Outremont councillor says no exemptions for Purim buses

As the Jewish holiday of Purim approaches, an Outremont borough councillor says a controversial bylaw that bans certain buses from residential streets shouldn't be touched.

B'nai Brith calls for greater understanding from neighbours of Hasidim

B'Nai Brith's lawyer says Outremont is a microcosm within Quebec society because of its Hasidic Jewish community. (Paul Chiasson/CP)

As the Jewish holiday of Purim approaches, an Outremont borough councillor says a controversial bylaw that could dampen celebrations should remain untouched.

The bylaw bans the use of double-axle vehicles on residential streets, which includes the buses used to transport Orthodox Jewish children who go door-to-door in costume for Purim, singing and collecting money for their schools and the poor.

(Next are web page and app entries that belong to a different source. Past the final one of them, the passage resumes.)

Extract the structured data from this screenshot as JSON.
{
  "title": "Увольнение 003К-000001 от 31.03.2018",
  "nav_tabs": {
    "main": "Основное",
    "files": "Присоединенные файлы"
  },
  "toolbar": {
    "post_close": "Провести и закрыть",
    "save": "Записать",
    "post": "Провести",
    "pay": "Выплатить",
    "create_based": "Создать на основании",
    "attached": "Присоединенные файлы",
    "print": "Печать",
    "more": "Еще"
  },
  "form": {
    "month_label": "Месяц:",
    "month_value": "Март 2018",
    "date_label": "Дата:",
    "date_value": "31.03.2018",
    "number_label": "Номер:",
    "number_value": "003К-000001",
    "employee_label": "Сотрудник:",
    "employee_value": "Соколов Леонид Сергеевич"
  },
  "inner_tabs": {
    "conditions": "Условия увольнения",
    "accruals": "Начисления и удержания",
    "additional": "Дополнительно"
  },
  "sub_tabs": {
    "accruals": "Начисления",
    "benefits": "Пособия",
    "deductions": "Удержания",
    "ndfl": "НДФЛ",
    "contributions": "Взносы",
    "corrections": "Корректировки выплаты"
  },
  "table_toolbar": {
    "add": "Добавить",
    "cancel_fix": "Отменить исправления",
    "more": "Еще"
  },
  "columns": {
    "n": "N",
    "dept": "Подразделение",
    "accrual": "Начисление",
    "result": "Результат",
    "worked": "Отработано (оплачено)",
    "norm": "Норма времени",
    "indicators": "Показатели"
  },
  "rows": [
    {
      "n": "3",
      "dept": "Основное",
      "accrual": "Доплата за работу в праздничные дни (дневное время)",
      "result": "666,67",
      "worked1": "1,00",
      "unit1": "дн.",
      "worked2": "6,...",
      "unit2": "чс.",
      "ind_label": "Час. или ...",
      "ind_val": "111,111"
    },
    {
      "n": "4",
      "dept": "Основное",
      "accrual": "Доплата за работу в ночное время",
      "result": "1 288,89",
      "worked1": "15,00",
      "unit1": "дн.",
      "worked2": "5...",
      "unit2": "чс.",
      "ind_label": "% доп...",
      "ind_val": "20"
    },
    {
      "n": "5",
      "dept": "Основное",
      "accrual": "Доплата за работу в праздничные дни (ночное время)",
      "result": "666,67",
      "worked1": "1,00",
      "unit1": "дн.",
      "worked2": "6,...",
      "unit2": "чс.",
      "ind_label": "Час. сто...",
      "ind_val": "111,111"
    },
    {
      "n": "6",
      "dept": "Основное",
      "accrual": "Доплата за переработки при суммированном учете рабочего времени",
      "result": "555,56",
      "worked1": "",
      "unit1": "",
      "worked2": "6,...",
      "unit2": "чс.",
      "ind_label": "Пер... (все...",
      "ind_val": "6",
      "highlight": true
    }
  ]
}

"I’m happy with the status quo, because I think that we’ve reached a compromise to the extent where, if we did loosen up the bylaw, we would create even more tension," said Louis Moffatt, an independent borough councillor.

"And what I need right now is a lasting solution, not to create more tension in the district."

Members of the Hasidic community are upset over the lack of borough council support in granting an exemption to the bylaw for Purim.

An appeal at the Feb. 4 borough council meeting to grant that exemption didn't get any support.

Moffatt told Daybreak this morning that the bylaw, which has been in place since 2003, has been contested in the past.

He said that the Montreal police have been handling Purim well for years by directing traffic and issuing traffic violation tickets in cases where the bylaw was broken.

Hasidic community unhappy with bylaw

Members of the Hasidic Jewish community aren’t pleased with the status quo, though, and neither is B’nai Brith Canada, a Jewish advocacy and human rights organization.

"The irony is, if you remove these 25-seat buses and you put in, let’s say the mothers driving minivans, you’re going to increase the amount of traffic, you’re going to increase the amount of pollution, and frankly, most importantly, you’re going to increase the level of dangerousness for pedestrians and for drivers in general," said B’nai Brith Canada legal advisor Steven Slimovitch.

He said that Outremont is a microcosm in a province where religion is considered as something to be practiced privately and in the home.

"The Canadian model is not like that. The Canadian model is freedom of religion to practice your religion in the way you think it should be practiced, obviously within reason," he told Daybreak.

The buses currently used by Outremont’s Hasidic community for Purim are larger than minibuses but not quite the size of coach buses.

Borough councillor Céline Forget was the subject of a controversy during last year’s Purim after she personally tried to enforce the bylaw.

She declined to be interviewed, instead issuing a brief email that read (in French): "I believe this case is fairly simple: minibuses are permitted on all the streets, but not buses. And it’s like that for everybody."